Little Numbers

1.Teams of men and women work for long hours in air-conditioned rooms to compose the bright colors and attention-commanding text of the plastic fast-food cup.

2.The local economy was breathing deep and laughing now, and stores like Finlay were sucking up new hires greedily, whacking steadily away at stacks of dusty applications, tossing out the ones whose submitters had long ago changed addresses and telephone numbers. Store managers shared stories in the bars and restaurants where they congregated after work, stories of new hires both competent and incompetent, new hires who would never understand the corporate culture and those who seemed prepackaged for their new places of employment specifically. Those who didn’t fit the pants, as the managers said, were moved to the night-crew, a group wholly devoted to the maintenance of inventory and up-keep of the store, a droopy-minded bunch with lockers full of powdered Gatorade and Doral cigarettes and scuffed old high-top sneakers.
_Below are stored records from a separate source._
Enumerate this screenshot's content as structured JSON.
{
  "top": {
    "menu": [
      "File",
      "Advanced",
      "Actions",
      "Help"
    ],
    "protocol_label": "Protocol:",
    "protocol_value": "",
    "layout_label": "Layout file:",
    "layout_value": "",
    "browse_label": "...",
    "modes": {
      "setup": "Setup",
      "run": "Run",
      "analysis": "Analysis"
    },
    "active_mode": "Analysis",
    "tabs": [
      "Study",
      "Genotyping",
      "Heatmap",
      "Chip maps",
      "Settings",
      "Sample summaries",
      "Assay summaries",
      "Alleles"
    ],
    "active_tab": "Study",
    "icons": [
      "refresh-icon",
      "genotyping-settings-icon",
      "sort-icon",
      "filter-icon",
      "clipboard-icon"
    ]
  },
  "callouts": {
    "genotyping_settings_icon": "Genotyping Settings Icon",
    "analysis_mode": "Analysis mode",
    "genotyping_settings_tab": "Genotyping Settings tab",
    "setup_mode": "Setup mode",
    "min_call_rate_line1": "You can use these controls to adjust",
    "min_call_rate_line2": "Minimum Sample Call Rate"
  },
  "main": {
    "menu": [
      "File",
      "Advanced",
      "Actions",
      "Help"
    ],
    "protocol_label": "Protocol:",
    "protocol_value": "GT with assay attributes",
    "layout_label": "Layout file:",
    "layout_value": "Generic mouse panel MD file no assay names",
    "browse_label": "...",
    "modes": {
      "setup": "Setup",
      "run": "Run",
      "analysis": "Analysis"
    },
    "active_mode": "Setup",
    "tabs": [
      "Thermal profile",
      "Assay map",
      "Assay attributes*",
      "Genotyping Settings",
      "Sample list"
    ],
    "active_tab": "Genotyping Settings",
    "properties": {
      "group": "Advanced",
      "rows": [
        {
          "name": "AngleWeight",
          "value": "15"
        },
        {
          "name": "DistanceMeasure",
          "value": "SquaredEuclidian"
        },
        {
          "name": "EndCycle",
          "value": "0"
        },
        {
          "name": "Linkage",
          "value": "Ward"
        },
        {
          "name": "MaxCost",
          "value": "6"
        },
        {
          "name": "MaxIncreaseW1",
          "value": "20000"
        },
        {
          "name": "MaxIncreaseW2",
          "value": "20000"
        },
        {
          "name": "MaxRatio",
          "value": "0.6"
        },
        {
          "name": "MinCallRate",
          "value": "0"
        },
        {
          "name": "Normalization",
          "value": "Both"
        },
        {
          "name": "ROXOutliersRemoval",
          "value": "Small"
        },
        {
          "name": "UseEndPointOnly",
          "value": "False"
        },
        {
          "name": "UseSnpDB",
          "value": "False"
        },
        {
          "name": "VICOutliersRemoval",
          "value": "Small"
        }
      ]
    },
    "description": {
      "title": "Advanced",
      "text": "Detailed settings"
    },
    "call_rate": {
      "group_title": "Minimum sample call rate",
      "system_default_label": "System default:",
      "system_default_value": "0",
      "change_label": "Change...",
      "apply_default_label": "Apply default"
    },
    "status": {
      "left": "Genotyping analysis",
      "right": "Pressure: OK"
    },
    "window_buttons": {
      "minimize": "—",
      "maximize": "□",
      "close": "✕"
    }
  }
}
3.“CSM” meant Customer Service Manager, and was the halfway point between the hourly associates and management. If a CSM had a good manager, he or she could expect to be groomed for an assistant manager position, either in their store or another. Finlay Supermarts in particular prided itself on nurturing its own talent. Lucky and industrious CSMs were the first to be considered for transfers to other cities, where they would earn higher wages and find their possibilities for sexual encounters widened considerably. This was Teddy’s story. He’d been transferred from store 590, in the next region over. Since beginning at store 286, he’d experienced a true sexual renaissance. Had Danny been more observant and less confused as he was being shepherded past cashiers and sales associates, he might have noticed the carnal bond between Teddy and a half dozen of their female coworkers. The way their gazes dragged when they met. Indeed, though Danny greatly enjoyed Teddy’s companionship and felt at ease in conversation with him, he harbored a pinch of envy in a little leather pouch hanging in the shadows below his heart. Women, they felt comfortable around Danny and liked to hug him or make jokes of a comically sexual nature. But with Teddy, they had brief, serious exchanges in empty aisles and next to sweaty cars after the store closed. It was never anything more than that, not anywhere near the store, for Teddy was professional. But Danny speculated on the private lives of his coworkers daily.

4.Danny’s first pet was a goldfish named Russell. Russell shared his bowl with a green translucent rock with rough edges, the way obsidian breaks, but you could tell by an equatorial seam that it was molded, and you could read on the bottom that it came from a factory in Lookingglass, Tennessee. Teddy’s step-great uncle Harmony Charwell was born in Lookingglass and spent his formative years there. When he was ten, the family house was burned to the ground because of the Ku Klux Klan. The family stayed with Uncle Bernard until the new house was built. Harmony and his cousin Wilbur were forced to share a room, and late at night they would compare their bodies. For Wilbur it was just play. For Harmony, it was a sort of sexual scribbling, testing color and texture, shape and quality of light. He ran his crayon outside the lines, haphazardly, clumsily. Then he tired of coloring books and longed for clean naked paper as big as the sky and a crayon that could in a single mighty stroke connect Tokyo and Nashville.